While all 50 states have adopted FMCSA's waiver program on the CDL skills test for such veterans, "there are still some things we can do to make it easier on them; they're good people with a great work ethic who've had top-notch training and experience," Quade says. "They're the type of people we'd like to put on the road."
The FAST Act specifies that no later than the end of 2016, regulations will be modified to allow military servicemen and women, within a year of separating from the armed forces, to apply for an exemption "from all or a portion of a [CDL] driving test if the covered individual had experience in the armed forces or reserve components driving vehicles similar to a commercial motor vehicle."
Meanwhile, final regulations implementing a waiver for CDL residency requirements for recently separated veterans are to be issued by the end of this year.
Understanding veterans — and trucking

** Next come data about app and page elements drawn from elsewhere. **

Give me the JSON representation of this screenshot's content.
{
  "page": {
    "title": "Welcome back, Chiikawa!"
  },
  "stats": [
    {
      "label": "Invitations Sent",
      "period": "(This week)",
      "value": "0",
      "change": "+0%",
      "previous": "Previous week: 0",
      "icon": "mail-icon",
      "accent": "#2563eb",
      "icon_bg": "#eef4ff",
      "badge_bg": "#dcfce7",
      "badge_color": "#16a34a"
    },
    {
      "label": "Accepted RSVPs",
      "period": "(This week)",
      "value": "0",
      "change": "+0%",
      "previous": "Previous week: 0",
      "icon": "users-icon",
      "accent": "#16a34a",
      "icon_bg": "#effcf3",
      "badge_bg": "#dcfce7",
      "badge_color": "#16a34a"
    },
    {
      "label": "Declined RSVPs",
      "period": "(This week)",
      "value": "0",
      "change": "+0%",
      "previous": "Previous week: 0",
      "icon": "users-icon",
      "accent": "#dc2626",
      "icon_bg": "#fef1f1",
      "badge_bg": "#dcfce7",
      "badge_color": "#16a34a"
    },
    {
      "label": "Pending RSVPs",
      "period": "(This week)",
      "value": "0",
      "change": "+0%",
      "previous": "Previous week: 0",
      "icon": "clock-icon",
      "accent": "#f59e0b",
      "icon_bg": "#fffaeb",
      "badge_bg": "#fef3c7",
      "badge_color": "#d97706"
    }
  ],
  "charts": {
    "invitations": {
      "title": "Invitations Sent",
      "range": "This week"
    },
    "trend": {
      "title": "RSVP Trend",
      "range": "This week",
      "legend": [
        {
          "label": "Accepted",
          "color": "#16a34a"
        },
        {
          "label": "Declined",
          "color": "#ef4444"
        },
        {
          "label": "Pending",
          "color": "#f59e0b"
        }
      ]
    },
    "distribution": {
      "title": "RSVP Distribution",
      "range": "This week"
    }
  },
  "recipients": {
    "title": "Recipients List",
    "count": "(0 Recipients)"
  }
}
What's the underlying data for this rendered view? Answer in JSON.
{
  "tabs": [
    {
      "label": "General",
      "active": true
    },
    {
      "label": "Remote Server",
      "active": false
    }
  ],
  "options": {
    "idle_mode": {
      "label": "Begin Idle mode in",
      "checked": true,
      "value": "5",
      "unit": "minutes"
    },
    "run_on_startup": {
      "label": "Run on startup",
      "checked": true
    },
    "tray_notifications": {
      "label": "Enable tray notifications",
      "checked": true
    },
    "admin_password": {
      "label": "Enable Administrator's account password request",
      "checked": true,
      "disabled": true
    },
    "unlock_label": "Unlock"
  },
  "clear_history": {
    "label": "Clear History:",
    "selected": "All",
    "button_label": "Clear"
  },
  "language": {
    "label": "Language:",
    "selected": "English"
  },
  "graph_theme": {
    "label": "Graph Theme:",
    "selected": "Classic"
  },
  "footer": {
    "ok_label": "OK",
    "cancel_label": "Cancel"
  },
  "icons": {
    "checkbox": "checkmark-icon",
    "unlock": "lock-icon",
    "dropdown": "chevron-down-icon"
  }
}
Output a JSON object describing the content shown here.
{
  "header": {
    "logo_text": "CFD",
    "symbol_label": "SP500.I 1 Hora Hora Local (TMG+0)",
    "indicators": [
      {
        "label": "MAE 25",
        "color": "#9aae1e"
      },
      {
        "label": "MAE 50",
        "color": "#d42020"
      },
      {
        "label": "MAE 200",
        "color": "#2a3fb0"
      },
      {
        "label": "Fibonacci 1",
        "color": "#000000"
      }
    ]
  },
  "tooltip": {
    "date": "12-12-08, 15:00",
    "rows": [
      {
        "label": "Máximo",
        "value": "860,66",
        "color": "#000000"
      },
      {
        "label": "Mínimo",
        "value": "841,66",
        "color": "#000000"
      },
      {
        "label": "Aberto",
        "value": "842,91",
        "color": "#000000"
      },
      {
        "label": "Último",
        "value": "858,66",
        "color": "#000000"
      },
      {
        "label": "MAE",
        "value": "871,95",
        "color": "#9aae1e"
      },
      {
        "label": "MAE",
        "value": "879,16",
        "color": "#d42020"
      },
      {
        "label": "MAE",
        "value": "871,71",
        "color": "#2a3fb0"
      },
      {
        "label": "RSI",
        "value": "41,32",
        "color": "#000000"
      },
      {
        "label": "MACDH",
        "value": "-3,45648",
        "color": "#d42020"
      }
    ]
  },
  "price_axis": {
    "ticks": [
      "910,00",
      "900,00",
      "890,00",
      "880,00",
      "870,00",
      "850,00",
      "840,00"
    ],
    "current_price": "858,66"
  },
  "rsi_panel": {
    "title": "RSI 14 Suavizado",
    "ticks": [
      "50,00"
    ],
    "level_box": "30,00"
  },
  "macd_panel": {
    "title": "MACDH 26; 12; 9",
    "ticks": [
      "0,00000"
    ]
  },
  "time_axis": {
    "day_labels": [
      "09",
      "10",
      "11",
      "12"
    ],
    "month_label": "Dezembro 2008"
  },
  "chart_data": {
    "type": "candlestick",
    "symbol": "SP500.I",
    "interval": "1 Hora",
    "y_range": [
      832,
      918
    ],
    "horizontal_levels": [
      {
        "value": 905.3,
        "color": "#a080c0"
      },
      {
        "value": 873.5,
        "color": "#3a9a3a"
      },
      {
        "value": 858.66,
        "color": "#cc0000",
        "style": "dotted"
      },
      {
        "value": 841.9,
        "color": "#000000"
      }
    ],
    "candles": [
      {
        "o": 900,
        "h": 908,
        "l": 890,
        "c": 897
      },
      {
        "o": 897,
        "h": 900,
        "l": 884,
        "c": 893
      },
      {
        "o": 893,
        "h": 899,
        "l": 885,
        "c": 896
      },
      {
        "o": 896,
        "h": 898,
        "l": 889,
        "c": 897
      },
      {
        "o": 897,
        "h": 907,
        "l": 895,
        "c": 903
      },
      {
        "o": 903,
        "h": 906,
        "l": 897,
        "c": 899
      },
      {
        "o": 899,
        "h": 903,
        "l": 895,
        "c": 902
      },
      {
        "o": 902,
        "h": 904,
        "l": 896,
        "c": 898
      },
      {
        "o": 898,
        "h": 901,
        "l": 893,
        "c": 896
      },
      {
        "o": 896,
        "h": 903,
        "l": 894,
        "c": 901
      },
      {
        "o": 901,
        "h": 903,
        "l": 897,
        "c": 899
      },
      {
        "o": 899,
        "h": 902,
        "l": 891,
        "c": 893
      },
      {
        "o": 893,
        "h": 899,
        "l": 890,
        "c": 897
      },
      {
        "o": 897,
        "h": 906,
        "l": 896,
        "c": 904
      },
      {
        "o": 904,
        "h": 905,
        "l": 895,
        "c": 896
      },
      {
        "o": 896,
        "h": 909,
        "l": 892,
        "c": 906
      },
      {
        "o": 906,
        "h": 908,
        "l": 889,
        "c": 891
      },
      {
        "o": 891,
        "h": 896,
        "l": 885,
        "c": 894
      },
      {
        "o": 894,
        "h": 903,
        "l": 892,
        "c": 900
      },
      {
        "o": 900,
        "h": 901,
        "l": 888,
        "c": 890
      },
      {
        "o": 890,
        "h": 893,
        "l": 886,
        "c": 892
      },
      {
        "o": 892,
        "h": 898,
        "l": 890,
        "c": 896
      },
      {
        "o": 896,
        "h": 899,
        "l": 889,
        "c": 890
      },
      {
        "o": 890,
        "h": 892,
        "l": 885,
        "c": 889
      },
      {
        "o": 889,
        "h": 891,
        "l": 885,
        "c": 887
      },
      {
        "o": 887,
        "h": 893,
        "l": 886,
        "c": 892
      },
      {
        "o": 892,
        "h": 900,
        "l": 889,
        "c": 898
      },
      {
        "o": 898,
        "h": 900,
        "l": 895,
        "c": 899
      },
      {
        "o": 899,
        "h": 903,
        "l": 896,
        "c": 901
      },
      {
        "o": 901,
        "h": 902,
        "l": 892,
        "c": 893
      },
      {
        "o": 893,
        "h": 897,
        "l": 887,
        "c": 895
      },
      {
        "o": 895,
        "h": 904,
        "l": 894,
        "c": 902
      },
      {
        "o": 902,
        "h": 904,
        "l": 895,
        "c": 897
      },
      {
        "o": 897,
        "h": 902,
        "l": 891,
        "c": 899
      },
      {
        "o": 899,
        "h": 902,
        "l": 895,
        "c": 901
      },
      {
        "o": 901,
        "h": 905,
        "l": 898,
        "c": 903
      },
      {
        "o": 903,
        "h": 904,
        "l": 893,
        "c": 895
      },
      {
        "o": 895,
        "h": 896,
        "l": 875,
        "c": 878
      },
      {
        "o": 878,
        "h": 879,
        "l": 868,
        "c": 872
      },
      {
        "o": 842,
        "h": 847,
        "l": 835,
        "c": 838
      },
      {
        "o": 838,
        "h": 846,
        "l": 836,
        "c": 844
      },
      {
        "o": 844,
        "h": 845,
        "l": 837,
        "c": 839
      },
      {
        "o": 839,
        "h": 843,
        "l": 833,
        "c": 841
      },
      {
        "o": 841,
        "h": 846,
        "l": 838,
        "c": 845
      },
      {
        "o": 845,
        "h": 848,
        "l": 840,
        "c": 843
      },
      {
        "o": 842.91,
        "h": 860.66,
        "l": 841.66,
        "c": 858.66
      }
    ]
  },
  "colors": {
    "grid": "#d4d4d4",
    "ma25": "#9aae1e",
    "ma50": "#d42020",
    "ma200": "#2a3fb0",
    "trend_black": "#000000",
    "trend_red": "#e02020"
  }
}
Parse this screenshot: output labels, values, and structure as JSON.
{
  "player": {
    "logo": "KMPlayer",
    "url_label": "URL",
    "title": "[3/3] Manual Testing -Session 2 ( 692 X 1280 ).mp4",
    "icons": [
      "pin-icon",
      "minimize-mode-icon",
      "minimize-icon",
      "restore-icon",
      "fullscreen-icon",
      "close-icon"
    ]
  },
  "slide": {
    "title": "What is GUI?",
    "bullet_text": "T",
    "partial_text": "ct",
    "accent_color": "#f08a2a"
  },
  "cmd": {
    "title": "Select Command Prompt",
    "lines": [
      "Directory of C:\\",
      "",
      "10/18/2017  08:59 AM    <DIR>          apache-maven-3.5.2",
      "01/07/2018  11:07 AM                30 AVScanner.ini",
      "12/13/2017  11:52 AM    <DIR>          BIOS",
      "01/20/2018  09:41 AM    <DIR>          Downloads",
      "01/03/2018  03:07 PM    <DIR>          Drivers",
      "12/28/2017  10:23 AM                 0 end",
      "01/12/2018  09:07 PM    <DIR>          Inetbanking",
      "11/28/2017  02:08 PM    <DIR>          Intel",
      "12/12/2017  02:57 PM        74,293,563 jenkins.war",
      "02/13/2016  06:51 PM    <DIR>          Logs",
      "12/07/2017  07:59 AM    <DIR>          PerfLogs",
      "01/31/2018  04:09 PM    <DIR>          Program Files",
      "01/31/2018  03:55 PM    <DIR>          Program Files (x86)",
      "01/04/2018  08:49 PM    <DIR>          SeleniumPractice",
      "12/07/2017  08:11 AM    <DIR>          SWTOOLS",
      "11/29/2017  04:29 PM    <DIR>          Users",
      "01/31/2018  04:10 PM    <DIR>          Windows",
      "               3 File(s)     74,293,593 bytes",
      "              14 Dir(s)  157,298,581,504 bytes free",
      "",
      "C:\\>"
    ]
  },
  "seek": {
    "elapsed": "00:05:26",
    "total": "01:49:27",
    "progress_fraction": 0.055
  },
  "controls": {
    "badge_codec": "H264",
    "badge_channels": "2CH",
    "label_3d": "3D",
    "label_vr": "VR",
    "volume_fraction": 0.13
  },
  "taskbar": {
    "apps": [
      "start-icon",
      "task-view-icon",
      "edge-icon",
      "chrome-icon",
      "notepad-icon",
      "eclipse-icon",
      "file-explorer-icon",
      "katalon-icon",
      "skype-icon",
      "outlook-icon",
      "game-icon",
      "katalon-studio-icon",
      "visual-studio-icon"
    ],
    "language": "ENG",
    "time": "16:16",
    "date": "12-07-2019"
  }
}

Deutch tells Fleet Owner that just as some industries or employers lack an understanding of military veterans, there's also some misunderstanding of trucking that needs to be overcome. "When you first look at trucking and transportation, I think there's a lot of misperceptions and people don't understand how important it is in moving things across the country, how vital it is to everything we do.
"Everyone just thinks, I go online and I order something, or a building is built and it just magically gets there," he continues. "The trucking industry gets merchandise and materials around the country very efficiently, and it's everything. If you think about it, there's not one thing anyone in this country does that's not influenced by the transportation industry."
He notes that that's a kind of service and function veterans can identify with, almost as a way of continuing the service they've already done. "When you look at the big picture — and people don't always see this — trucking is such a valuable, vital service to our country," Deutch contends. "It could be delivering goods of all kinds, but it could also be disaster relief and a wide variety of things, and it helps people all around the country. The country couldn't exist without it."
As many trucking companies have related, the RAND study identifies some traits that make veterans a valuable addition to businesses, including that:
- Veterans have experience working in and leading teams.
- Veterans are flexible and able to work in a stressful, fast-paced, dynamic environment.
- Veterans are dependable, demonstrate a strong work ethic and have the tenacity to consistently complete work.
- Veterans display integrity and loyalty.
- Veterans are experienced with culturally diverse and global working environments.